Men seen as key to ending sexual violence
By Conor Whitten
Figures from the United Nations show New Zealand's rate of sexual violence is one of the highest in the developed world, with the majority of offences committed by men.
But campaigners say Kiwi males have the power to change that and be part of the solution instead of the problem.
"Ultimately, sexual violence is a male problem," says campaigner Richie Steward. "I mean, if we're talking particularly about violence against women and children and other males, males - statistically speaking - are more often than not the perpetrators of that."
It's a topic that some are afraid to address, but Mr Steward is never shy to speak out.
Better known as Richie Hardcore, - a hard rock DJ and former title-winning kickboxer, he's not your typical anti-violence spokesperson.
"We're also the ones that can challenge other men in male-only spaces," he says. "You know, like being in a boxing gym or a kickboxing gym, where I spend a lot of my time… and being able to challenge men in that space is a really important thing."

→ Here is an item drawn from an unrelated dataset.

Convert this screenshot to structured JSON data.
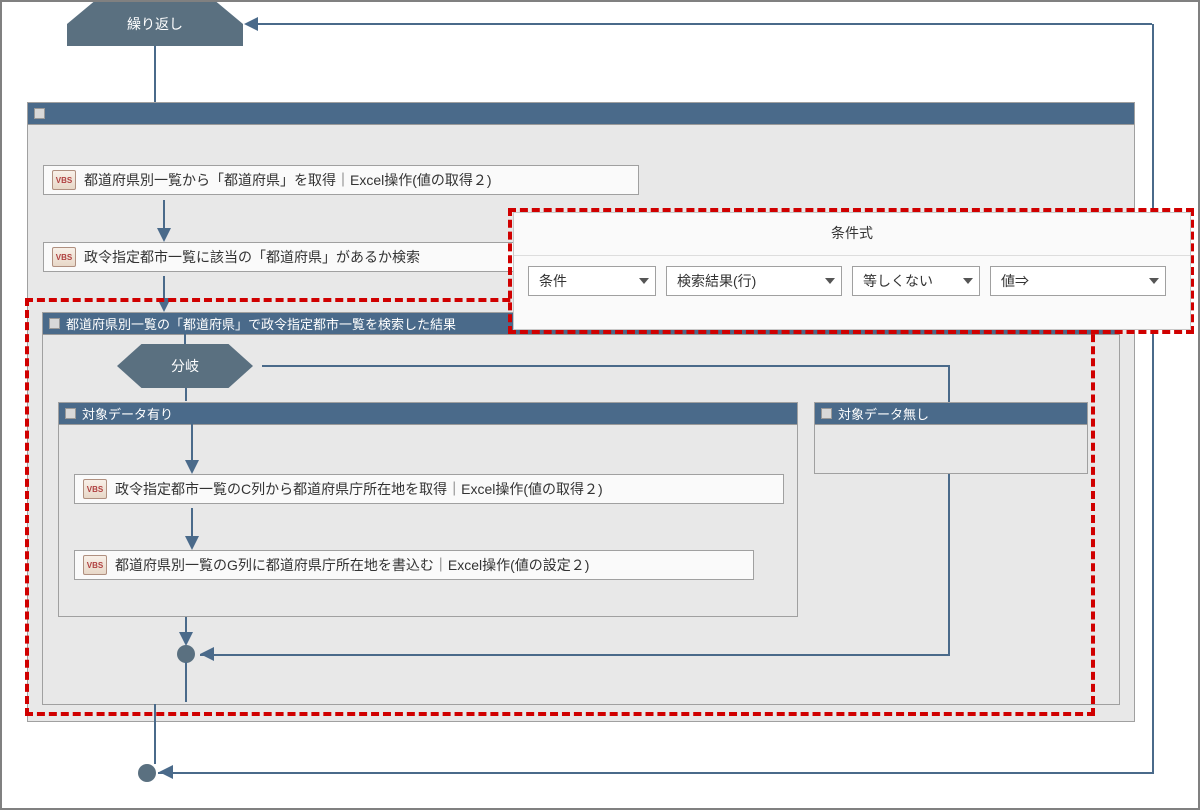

And Rape Prevention Education says voices like Mr Steward's are vital to the cause.
"We know that it's really important to have men in sexual violence prevention," says executive director Kim McGregor. "Men are part of the solution. Most men are not violent to women and children."
The extent of the problem is difficult to measure, but sexual violence affects large numbers of Kiwis of both genders. Studies suggest up to one in three women and one in 10 men will suffer sexual abuse at some time in their lives.
Those damning statistics were behind a recent campaign to get young people to look out for those around them. The six-week campaign, called Are You That Someone?, used posters and social media to urge bystanders to step in and stop unwanted advances.
And Mr Steward wants men to be the solution, not the cause.
"If I can get one guy who might not necessarily think about the language or the nature of consent, that's something positive that I'm doing in life."
It's a positive stand against sexual violence Mr Steward hopes all Kiwi men can get behind.
source: newshub archive